Data for analysis:
▶

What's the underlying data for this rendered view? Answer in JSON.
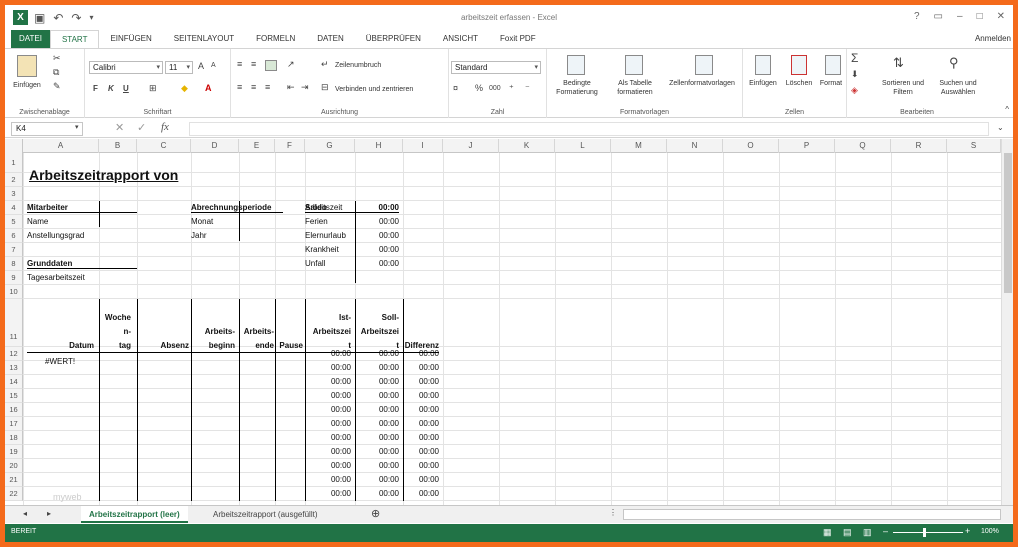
{
  "window": {
    "title": "arbeitszeit erfassen - Excel",
    "user": "Anmelden",
    "logo": "X"
  },
  "ribbon_tabs": [
    "DATEI",
    "START",
    "EINFÜGEN",
    "SEITENLAYOUT",
    "FORMELN",
    "DATEN",
    "ÜBERPRÜFEN",
    "ANSICHT",
    "Foxit PDF"
  ],
  "ribbon": {
    "clipboard": {
      "paste": "Einfügen",
      "label": "Zwischenablage"
    },
    "font": {
      "name": "Calibri",
      "size": "11",
      "bold": "F",
      "italic": "K",
      "underline": "U",
      "grow": "A",
      "shrink": "A",
      "label": "Schriftart"
    },
    "alignment": {
      "wrap": "Zeilenumbruch",
      "merge": "Verbinden und zentrieren",
      "label": "Ausrichtung"
    },
    "number": {
      "format": "Standard",
      "percent": "%",
      "thousands": "000",
      "label": "Zahl"
    },
    "styles": {
      "conditional": [
        "Bedingte",
        "Formatierung"
      ],
      "table": [
        "Als Tabelle",
        "formatieren"
      ],
      "cellstyles": "Zellenformatvorlagen",
      "label": "Formatvorlagen"
    },
    "cells": {
      "insert": "Einfügen",
      "delete": "Löschen",
      "format": "Format",
      "label": "Zellen"
    },
    "editing": {
      "sort": [
        "Sortieren und",
        "Filtern"
      ],
      "find": [
        "Suchen und",
        "Auswählen"
      ],
      "label": "Bearbeiten"
    }
  },
  "formula_bar": {
    "namebox": "K4",
    "fx": "fx",
    "cancel": "✕",
    "enter": "✓"
  },
  "columns": [
    "A",
    "B",
    "C",
    "D",
    "E",
    "F",
    "G",
    "H",
    "I",
    "J",
    "K",
    "L",
    "M",
    "N",
    "O",
    "P",
    "Q",
    "R",
    "S"
  ],
  "rows": [
    "1",
    "2",
    "3",
    "4",
    "5",
    "6",
    "7",
    "8",
    "9",
    "10",
    "11",
    "12",
    "13",
    "14",
    "15",
    "16",
    "17",
    "18",
    "19",
    "20",
    "21",
    "22"
  ],
  "cells": {
    "title": "Arbeitszeitrapport   von",
    "mitarbeiter": "Mitarbeiter",
    "name": "Name",
    "anstellungsgrad": "Anstellungsgrad",
    "grunddaten": "Grunddaten",
    "tagesarbeitszeit": "Tagesarbeitszeit",
    "abrechnungsperiode": "Abrechnungsperiode",
    "monat": "Monat",
    "jahr": "Jahr",
    "saldo": "Saldo",
    "saldo_items": [
      {
        "label": "Arbeitszeit",
        "value": "00:00"
      },
      {
        "label": "Ferien",
        "value": "00:00"
      },
      {
        "label": "Elernurlaub",
        "value": "00:00"
      },
      {
        "label": "Krankheit",
        "value": "00:00"
      },
      {
        "label": "Unfall",
        "value": "00:00"
      }
    ],
    "headers": {
      "datum": "Datum",
      "wochentag": [
        "Woche",
        "n-",
        "tag"
      ],
      "absenz": "Absenz",
      "beginn": [
        "Arbeits-",
        "beginn"
      ],
      "ende": [
        "Arbeits-",
        "ende"
      ],
      "pause": "Pause",
      "ist": [
        "Ist-",
        "Arbeitszei",
        "t"
      ],
      "soll": [
        "Soll-",
        "Arbeitszei",
        "t"
      ],
      "differenz": "Differenz"
    },
    "error_value": "#WERT!",
    "time_value": "00:00"
  },
  "sheet_tabs": [
    "Arbeitszeitrapport (leer)",
    "Arbeitszeitrapport (ausgefüllt)"
  ],
  "add_sheet": "⊕",
  "status": {
    "ready": "BEREIT",
    "zoom": "100%"
  },
  "watermark": "myweb"
}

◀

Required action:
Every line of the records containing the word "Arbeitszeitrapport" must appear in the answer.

Completed task:
    "title": "Arbeitszeitrapport   von",
    "Arbeitszeitrapport (leer)",
    "Arbeitszeitrapport (ausgefüllt)"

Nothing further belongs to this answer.